This is an interesting piece that perhaps provides another view of Millennials and why they are they way they are. This is an interesting take on the snowflake theory. It’s worthy of the read and thought, IMHO You read and decide.
We’re Not Snowflakes: How Millennials Approach Conflict
By Rebecca Whitworth
It took a while, but I finally realized that my friends believe they have a right to have sex without getting pregnant. They believe that there should be a foolproof way for them to prevent having babies, free of side effects.
I was thrown for a loop. But that logic explained so much. I grew up to understand that the world was a preexisting system, full of established hierarchies and old traditions. When I look at situations, I seek patterns. In hierarchies, I look for where I fit and how I can be effective. However, this was not what I was taught in school.
In school, our heroes were Gandhi and Martin Luther King.
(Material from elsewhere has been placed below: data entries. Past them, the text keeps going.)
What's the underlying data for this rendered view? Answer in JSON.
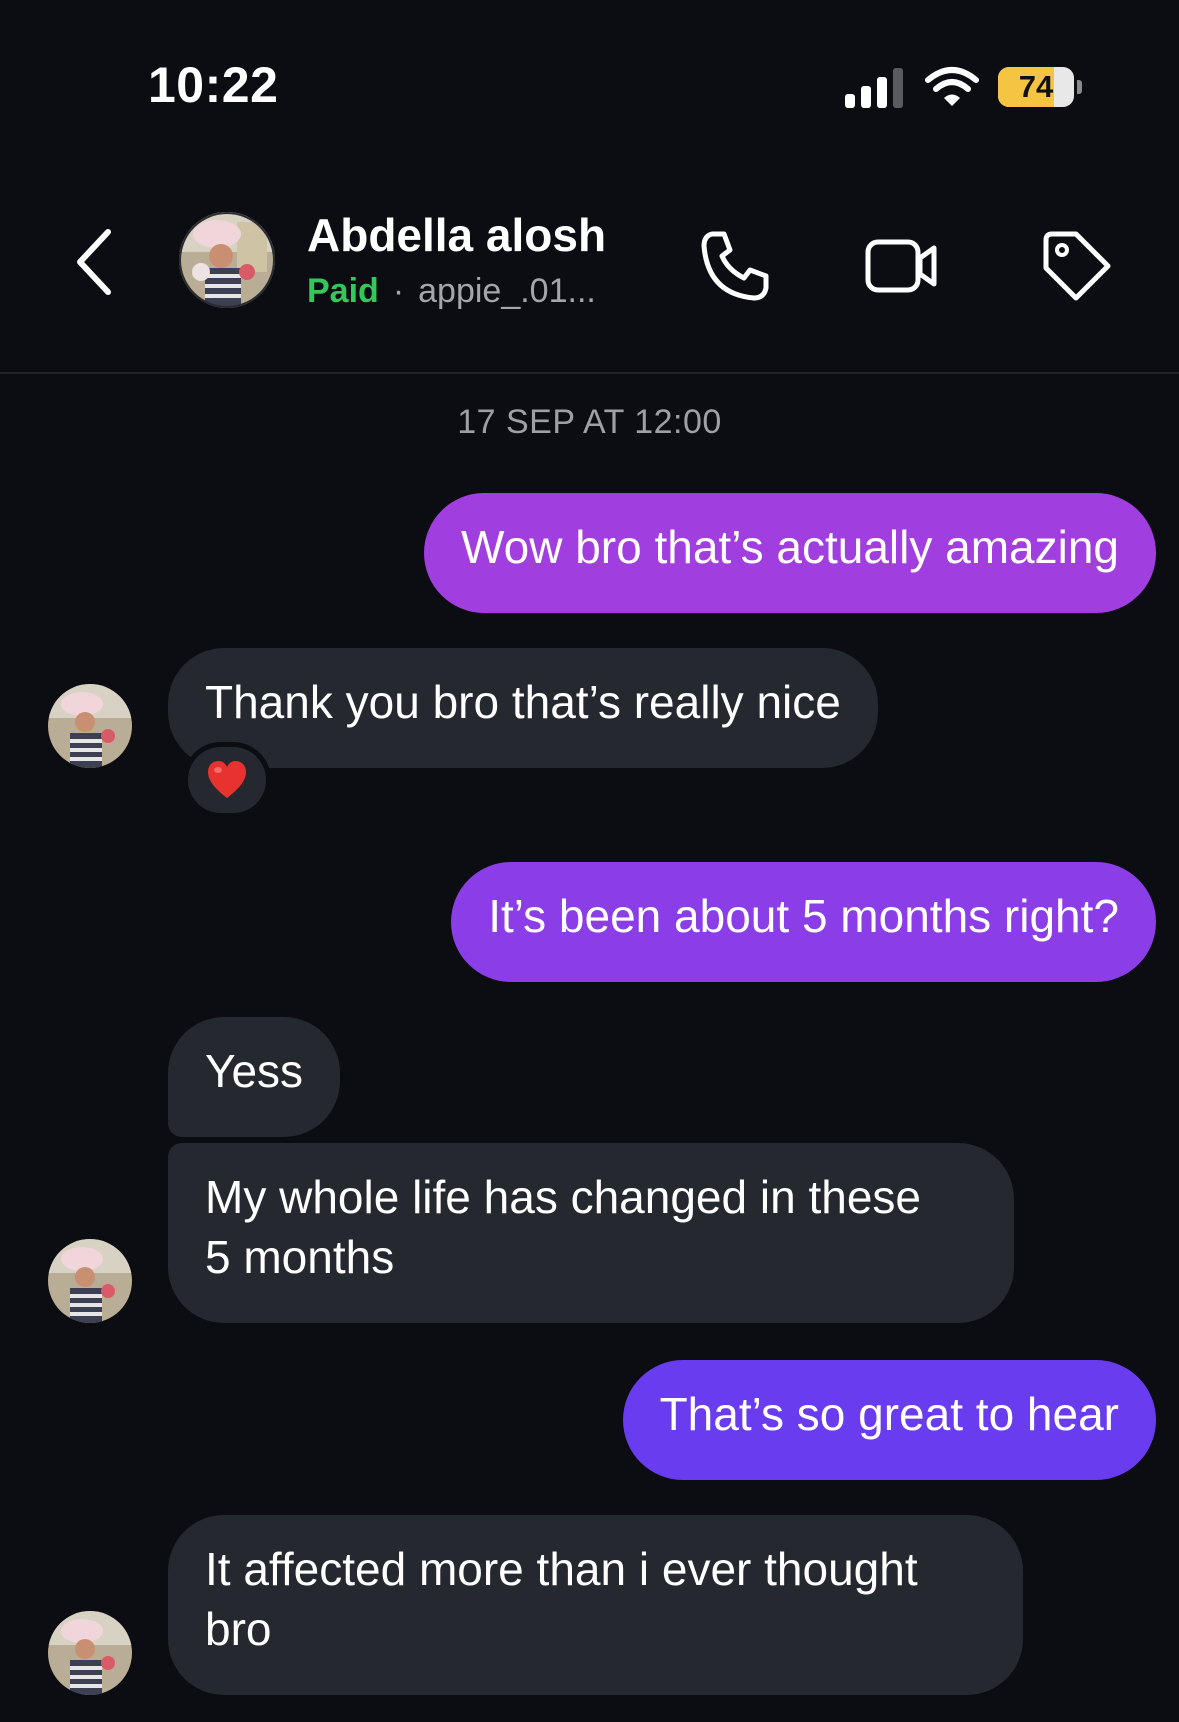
{
  "status_bar": {
    "time": "10:22",
    "battery_level": "74",
    "battery_fraction": 0.74,
    "icons": [
      "signal-icon",
      "wifi-icon",
      "battery-charging-icon"
    ]
  },
  "header": {
    "contact_name": "Abdella alosh",
    "status_label": "Paid",
    "username": "appie_.01...",
    "icons": [
      "back-chevron-icon",
      "phone-icon",
      "video-camera-icon",
      "tag-icon"
    ]
  },
  "conversation": {
    "timestamp": "17 SEP AT 12:00",
    "messages": [
      {
        "side": "sent",
        "text": "Wow bro that’s actually amazing",
        "color": "#a13ee0"
      },
      {
        "side": "received",
        "text": "Thank you bro that’s really nice",
        "reaction": "red-heart-icon"
      },
      {
        "side": "sent",
        "text": "It’s been about 5 months right?",
        "color": "#8b3de8"
      },
      {
        "side": "received",
        "text": "Yess"
      },
      {
        "side": "received",
        "text_line1": "My whole life has changed in these",
        "text_line2": "5 months"
      },
      {
        "side": "sent",
        "text": "That’s so great to hear",
        "color": "#6a3cef"
      },
      {
        "side": "received",
        "text_line1": "It affected more than i ever thought",
        "text_line2": "bro"
      }
    ]
  },
  "colors": {
    "background": "#0c0d12",
    "received_bubble": "#26282f",
    "paid_green": "#34c759",
    "sent_gradient_top": "#a13ee0",
    "sent_gradient_bottom": "#6a3cef"
  }
}
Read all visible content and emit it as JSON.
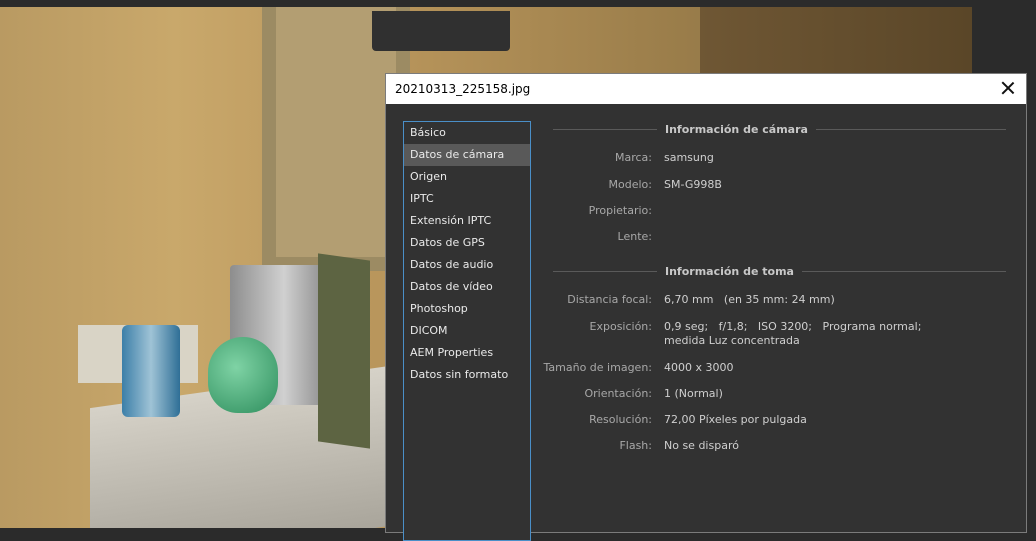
{
  "dialog": {
    "title": "20210313_225158.jpg",
    "categories": [
      {
        "label": "Básico"
      },
      {
        "label": "Datos de cámara",
        "selected": true
      },
      {
        "label": "Origen"
      },
      {
        "label": "IPTC"
      },
      {
        "label": "Extensión IPTC"
      },
      {
        "label": "Datos de GPS"
      },
      {
        "label": "Datos de audio"
      },
      {
        "label": "Datos de vídeo"
      },
      {
        "label": "Photoshop"
      },
      {
        "label": "DICOM"
      },
      {
        "label": "AEM Properties"
      },
      {
        "label": "Datos sin formato"
      }
    ],
    "camera_section": {
      "heading": "Información de cámara",
      "fields": [
        {
          "label": "Marca:",
          "value": "samsung"
        },
        {
          "label": "Modelo:",
          "value": "SM-G998B"
        },
        {
          "label": "Propietario:",
          "value": ""
        },
        {
          "label": "Lente:",
          "value": ""
        }
      ]
    },
    "shot_section": {
      "heading": "Información de toma",
      "fields": [
        {
          "label": "Distancia focal:",
          "value": "6,70 mm   (en 35 mm: 24 mm)"
        },
        {
          "label": "Exposición:",
          "value": "0,9 seg;   f/1,8;   ISO 3200;   Programa normal;   medida Luz concentrada"
        },
        {
          "label": "Tamaño de imagen:",
          "value": "4000 x 3000"
        },
        {
          "label": "Orientación:",
          "value": "1 (Normal)"
        },
        {
          "label": "Resolución:",
          "value": "72,00 Píxeles por pulgada"
        },
        {
          "label": "Flash:",
          "value": "No se disparó"
        }
      ]
    }
  },
  "icons": {
    "close": "close-icon"
  }
}
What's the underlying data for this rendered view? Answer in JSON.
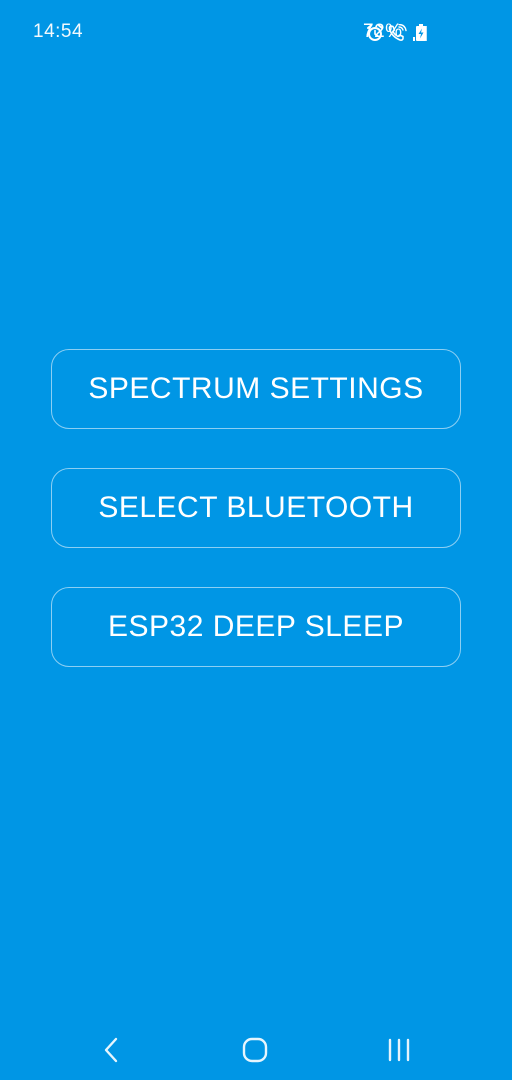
{
  "status_bar": {
    "time": "14:54",
    "battery_percent": "72%",
    "icons": [
      "alarm-icon",
      "wifi-calling-icon",
      "signal-icon",
      "battery-charging-icon"
    ]
  },
  "menu": {
    "buttons": [
      {
        "label": "SPECTRUM SETTINGS"
      },
      {
        "label": "SELECT BLUETOOTH"
      },
      {
        "label": "ESP32 DEEP SLEEP"
      }
    ]
  },
  "nav_bar": {
    "icons": [
      "back-icon",
      "home-icon",
      "recent-apps-icon"
    ]
  },
  "colors": {
    "background": "#0096E5",
    "foreground": "#FFFFFF"
  }
}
Their faces stood ten feet tall in my middle school auditorium. These were heroes that made a stand through non-participation. Over and over, we were taught that disagreeing with something was enough to force change.
English class required us to read books that dramatized the lives of the downtrodden, the underdogs, and even the morally reprehensible. One detailed how a poor boy who had done even more poorly in school forged his high school transcript to get into college. Another detailed the final days of a murderer, who was the protagonist of the story. The worst, Perfume, told the story of a psychopath who hunted women to turn their scents into perfume. He was also the protagonist.
I say “protagonist” deliberately because these men weren’t touted as heroes outright. But between these books and the entire semester we spent on books detailing graphic deaths, the tone was uniform and clear. We were taught that survival means working outside of the system, and we were forced to stare at our own mortality. And the books told us that our lives would be even shorter if we played by the rules.
In history class, we learned about the wars. But the people we learned as heroes were those who took a pacifist stance, who simply refused to participate. We learned about desertion from the Vietnam War, but we didn’t learn that it was wrong. And we certainly covered the Vietnam protests, but never covered the discrimination and violence faced by veterans upon their return. The message was that protesters were attacked, usually for just protesting, because protest was a powerful weapon. We were taught about Rosa Parks, the Suffragettes, and more aggressive protesters such as Malcolm-X. We learned the moral way to affect change was to refuse to participate in the system. The message was that all uses of force were oppression, and that oppression was evil. Not only was boycotting moral, it was the only moral route.Outside of class, we watched movies and played games and read comics all designed to glorify the rebel and the anti-hero. It played perfectly into our teenage angst. Our heroes overthrow evil corporations. As long as they were fighting, it didn’t matter how they kept going; most action heroes are rough-around-the-edges, hard-drinking wrecks outrunning their emotions. We learned that the struggle was more important than the success—what good was a hero without a tragic back story? The ends justify the means.
All my favorite characters—the stoic, loyal type that was honor-bound to their cause or their chain of command—never saw the end of their movies. Sacrifices to the plot. That’s what you get for trusting the system.
Further, and even worse, we saw our heroes attack our government. Again and again, we saw the “Pocahontas” plot line—the noble savage fights off the arrogant white man. In Avatar, the film stopped trying to mask its agenda and put the evil mercenaries in American military uniforms. We saw, repeatedly, that the government had shadow programs, and all shadow programs went rogue. We were taught that government transparency was the only way to keep us safe. We were never told, though, that everything the civilians know, the enemy knows, and that some secrets are kept for a reason.
Essentially, every moment our parents weren’t around, we were taught to act out. We were taught that if we hated something enough, it would change for us. That if we disliked something, we were morally obligated to boycott it, and to be vocally angry about it. We were told that we could be anything, but that the only thing worth being was a rebel. We learned that the strong bend the world by sheer force of will.
That’s why millennials feel the rules don’t apply to us. Not because we were told we were “unique, special snowflakes.” Certainly not because we were given participation trophies—most of us saw through that, and some took it as an insult. (Really? I might disagree with her on this point) It’s because of how we see the world. Because the system is rigged and the rules are dangerous, we don’t have to accept them.
If my peers were taught like I was, it explains why they request “safe spaces” at college instead of arguing—if boycotting is our most effective tactic, the best way to win an argument is to refuse to have it. It makes sense if our work ethic suffers when we don’t agree with a new company policy, because we see participation as paramount to support. We invent new words to describe the new genders and identities we’ve decided need to exist because it is our duty to bend the world towards what we believe. When an endangered animal is shot on the other side of the world, we tweet and post and yell about it, because outrage alone can create change.
Perhaps it’s not so surprising, then, that the millennial reaction to conflict is flat rejection. It’s always worked for us before.